For feet, the biggest takeaway for me is the middle chunk of food between the ankle and the arch can be represented by a band. If I use that band while drawing a foot from different angles, it turns out really well. Trying to freehand without that doesn’t work at all.
I’ve worked to learn proportions before, and had some success. But generally I just ended up trying to pin things up somewhere in space without a good idea of what should be where. So I started using the separate references for arms, torsos, backs, etc, and made Frankenstein’s monster style sketches. I still have some issues – making people too short, for instance. But it’s all coming together nicely!

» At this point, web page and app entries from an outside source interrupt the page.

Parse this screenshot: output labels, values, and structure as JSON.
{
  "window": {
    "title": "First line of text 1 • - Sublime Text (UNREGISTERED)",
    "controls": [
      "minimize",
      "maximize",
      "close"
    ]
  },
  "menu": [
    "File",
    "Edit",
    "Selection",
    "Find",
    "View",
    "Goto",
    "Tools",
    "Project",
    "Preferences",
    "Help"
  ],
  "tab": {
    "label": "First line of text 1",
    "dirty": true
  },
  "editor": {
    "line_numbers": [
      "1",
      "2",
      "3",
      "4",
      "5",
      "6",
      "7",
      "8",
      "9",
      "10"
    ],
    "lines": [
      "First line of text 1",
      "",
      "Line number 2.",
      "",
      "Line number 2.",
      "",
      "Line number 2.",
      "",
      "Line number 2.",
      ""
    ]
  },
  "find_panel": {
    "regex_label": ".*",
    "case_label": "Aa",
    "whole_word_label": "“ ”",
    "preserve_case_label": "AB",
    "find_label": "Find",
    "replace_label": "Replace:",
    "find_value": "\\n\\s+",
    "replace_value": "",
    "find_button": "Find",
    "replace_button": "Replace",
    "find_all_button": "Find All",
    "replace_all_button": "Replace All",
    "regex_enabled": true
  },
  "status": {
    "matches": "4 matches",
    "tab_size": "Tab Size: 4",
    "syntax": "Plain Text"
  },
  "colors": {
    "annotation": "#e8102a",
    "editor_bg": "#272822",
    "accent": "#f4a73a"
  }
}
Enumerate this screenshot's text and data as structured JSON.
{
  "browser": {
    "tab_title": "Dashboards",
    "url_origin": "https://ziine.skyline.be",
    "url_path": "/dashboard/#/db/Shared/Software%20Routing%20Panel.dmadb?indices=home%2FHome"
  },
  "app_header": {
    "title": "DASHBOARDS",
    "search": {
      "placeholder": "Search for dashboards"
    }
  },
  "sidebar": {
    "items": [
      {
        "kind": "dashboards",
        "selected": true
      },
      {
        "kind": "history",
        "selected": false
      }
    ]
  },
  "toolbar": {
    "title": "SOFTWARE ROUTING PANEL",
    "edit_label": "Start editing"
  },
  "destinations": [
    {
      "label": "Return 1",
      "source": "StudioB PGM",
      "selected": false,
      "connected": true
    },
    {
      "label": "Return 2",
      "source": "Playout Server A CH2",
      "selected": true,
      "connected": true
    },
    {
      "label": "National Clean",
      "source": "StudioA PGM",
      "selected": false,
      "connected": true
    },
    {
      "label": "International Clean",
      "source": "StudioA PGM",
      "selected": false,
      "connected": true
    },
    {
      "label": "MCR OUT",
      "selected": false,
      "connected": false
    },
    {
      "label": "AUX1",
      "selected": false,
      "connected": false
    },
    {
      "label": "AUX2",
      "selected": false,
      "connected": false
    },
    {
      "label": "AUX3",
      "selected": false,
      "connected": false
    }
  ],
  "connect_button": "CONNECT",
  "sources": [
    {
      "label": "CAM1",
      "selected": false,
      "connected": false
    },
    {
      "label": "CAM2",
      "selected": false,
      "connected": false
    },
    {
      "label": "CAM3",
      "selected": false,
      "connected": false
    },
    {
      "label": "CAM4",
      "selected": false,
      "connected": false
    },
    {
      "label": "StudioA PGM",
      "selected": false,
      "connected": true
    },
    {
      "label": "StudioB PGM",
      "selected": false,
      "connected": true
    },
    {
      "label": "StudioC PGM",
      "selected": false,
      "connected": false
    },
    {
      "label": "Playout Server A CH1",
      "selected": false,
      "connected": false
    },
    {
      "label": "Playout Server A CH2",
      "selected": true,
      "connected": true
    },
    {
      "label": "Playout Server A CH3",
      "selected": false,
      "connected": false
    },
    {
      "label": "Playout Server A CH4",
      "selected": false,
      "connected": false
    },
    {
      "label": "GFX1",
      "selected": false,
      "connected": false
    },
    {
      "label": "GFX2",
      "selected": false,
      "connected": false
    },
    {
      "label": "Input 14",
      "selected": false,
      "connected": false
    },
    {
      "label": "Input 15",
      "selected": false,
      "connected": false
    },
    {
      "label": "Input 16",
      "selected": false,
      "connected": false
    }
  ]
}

The sketch above shows a problem that I just managed to fix yesterday. I had been mixing in the old fashioned cartooning ‘heads’ into my other proportion tricks, but I couldn’t figure out how the head fit into it. I tried just making a circle the size of all the others and moving it a little further up – but the head was always too big. So I realized that if I added two short lines about 1/4 of the way up the top circle, I could then draw another circle inside for the head, and voila! It’s in proportion.
While the people I’ve been drawing didn’t seem short to me, apparently they are short. So I drew from my previous attempts at drawing Bigfoot, and made people with exceptionally long limbs. They still don’t look right to me, but I figure the more I practice with them, the more natural it will seem.
I also experimented with doing different amounts of heads for the heights. 7 heads for average, 6.5 for a little short, and 6 for very short. Presently I am still drawing everyone as pretty muscular – but that will change as I practice varying it up with different body shapes.
Lastly, here re some poses and faces!
I really enjoy how the soccer player turned out. I didn’t start out with anything particular in mind, but I thought the flailing pose would be amusing if it were a soccer player.
The faces in the last image are not the most up to date, but that one does contain my notes from learning where eyes are in the skull. I have a good sense of where the eye sockets are, but had to fuss at muscle references for quite awhile to figure out where the eyes actually end up – rather than having them just floating somewhere in the skull.
I’m very happy with the improvements in my art, and I am finding more and more that I can actually draw the things that pop up in my head. To celebrate this, I’m intending to doodle lots of fun little fan art while I continue to learn. In the meantime, here is a happy happy chicken lady!